→ Task item: Find every line below with the word "from" in it, and copy each one.

→ Input:
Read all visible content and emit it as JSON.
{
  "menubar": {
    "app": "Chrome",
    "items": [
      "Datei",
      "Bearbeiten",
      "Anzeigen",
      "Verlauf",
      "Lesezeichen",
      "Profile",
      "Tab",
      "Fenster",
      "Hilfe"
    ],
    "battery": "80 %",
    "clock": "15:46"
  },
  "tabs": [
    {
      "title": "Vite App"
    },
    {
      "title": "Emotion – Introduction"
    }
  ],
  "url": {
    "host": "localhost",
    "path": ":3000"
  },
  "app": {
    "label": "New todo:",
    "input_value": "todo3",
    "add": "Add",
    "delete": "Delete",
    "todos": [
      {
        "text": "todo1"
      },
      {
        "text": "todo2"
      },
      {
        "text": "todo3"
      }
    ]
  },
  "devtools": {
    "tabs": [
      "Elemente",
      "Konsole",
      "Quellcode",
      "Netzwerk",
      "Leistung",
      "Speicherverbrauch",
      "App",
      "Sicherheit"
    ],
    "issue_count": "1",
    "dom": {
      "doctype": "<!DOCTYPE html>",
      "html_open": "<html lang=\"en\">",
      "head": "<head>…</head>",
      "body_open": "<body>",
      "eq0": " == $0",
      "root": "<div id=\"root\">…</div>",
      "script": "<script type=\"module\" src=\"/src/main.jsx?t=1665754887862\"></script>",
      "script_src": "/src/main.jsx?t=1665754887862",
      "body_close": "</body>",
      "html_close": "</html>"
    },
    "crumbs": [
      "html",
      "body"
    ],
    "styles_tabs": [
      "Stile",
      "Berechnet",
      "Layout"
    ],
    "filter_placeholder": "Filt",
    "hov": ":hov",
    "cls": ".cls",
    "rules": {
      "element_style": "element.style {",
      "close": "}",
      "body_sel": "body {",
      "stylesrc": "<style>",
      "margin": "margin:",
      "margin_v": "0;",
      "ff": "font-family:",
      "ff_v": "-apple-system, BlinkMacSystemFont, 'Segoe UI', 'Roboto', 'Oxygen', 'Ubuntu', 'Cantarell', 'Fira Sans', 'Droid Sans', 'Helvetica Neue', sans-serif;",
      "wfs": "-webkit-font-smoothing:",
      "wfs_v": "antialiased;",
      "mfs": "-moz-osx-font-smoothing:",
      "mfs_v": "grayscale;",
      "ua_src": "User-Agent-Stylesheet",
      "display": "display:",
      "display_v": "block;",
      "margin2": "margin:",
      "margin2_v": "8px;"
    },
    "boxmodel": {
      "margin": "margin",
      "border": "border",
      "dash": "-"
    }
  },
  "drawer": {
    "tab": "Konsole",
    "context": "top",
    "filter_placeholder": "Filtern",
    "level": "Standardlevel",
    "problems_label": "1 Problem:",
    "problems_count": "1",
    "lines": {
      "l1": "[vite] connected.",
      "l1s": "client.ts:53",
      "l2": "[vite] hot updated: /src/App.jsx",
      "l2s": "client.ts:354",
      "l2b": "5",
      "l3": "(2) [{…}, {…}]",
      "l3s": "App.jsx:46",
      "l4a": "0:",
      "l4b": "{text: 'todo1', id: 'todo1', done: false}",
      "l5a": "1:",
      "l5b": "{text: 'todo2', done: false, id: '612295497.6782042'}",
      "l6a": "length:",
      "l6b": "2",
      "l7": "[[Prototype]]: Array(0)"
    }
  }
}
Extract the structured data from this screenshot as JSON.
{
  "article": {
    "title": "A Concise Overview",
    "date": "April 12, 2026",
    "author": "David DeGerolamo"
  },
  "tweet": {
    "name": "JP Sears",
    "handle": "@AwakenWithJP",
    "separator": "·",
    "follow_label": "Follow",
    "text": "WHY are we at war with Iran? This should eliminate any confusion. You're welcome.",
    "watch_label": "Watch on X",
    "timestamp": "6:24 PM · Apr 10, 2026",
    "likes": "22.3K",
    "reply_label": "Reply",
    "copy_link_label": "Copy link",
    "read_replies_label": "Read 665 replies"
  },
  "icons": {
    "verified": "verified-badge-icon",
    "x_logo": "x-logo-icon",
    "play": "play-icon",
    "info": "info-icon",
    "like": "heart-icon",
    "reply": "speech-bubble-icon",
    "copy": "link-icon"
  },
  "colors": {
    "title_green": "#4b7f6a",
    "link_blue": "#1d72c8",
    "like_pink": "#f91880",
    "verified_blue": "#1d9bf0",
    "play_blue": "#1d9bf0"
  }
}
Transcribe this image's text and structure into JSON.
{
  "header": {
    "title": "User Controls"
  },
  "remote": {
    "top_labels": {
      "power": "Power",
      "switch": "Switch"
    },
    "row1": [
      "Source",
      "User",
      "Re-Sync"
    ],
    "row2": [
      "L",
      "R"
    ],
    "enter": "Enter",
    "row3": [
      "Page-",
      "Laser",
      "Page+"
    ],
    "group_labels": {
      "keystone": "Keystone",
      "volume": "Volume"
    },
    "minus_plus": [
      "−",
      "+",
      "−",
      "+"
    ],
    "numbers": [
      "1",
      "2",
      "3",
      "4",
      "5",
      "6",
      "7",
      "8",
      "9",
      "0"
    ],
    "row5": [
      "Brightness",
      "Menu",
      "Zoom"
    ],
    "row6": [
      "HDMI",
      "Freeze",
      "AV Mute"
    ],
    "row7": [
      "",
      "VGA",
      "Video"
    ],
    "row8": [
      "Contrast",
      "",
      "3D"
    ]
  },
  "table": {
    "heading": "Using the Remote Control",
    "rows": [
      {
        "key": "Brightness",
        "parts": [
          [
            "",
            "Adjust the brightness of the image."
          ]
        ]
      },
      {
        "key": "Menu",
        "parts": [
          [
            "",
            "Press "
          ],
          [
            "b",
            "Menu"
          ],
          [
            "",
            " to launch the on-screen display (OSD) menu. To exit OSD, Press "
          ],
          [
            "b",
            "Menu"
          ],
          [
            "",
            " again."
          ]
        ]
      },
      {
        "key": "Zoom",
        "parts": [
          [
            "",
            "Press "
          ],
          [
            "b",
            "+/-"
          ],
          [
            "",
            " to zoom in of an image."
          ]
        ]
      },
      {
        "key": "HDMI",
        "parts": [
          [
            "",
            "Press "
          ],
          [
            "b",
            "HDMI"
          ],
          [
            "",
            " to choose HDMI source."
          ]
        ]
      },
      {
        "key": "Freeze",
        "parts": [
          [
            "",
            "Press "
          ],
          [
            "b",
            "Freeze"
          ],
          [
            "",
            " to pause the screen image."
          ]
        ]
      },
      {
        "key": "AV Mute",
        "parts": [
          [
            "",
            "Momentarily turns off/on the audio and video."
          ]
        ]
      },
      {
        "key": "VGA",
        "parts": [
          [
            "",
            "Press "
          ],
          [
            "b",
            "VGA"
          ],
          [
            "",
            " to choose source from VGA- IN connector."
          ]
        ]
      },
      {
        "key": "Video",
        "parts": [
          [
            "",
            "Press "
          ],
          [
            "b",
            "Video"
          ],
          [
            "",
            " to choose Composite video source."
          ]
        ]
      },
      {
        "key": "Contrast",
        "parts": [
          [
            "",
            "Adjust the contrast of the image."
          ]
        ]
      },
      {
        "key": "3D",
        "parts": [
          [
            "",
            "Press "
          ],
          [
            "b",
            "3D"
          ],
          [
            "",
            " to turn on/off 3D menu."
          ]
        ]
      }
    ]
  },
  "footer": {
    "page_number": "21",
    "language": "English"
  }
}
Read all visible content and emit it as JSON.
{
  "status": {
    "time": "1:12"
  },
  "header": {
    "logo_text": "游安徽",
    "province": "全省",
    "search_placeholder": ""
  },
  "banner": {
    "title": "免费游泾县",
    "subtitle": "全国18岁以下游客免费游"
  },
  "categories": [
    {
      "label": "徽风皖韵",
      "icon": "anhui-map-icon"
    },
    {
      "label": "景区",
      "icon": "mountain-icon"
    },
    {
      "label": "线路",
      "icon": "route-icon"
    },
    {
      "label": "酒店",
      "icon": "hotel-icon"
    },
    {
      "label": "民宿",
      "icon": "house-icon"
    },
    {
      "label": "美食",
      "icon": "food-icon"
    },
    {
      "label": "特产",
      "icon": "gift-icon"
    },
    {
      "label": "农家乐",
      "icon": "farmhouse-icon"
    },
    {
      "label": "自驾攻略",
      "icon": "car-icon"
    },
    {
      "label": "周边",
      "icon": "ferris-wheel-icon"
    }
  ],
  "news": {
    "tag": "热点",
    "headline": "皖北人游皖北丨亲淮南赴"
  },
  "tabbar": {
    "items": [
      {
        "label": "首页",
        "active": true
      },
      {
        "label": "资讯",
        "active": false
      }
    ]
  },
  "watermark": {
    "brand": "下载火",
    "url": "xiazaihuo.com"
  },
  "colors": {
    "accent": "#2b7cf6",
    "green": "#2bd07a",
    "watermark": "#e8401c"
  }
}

→ Task solution:
Extract the structured data from this screenshot as JSON.
            " to choose source from VGA- IN connector."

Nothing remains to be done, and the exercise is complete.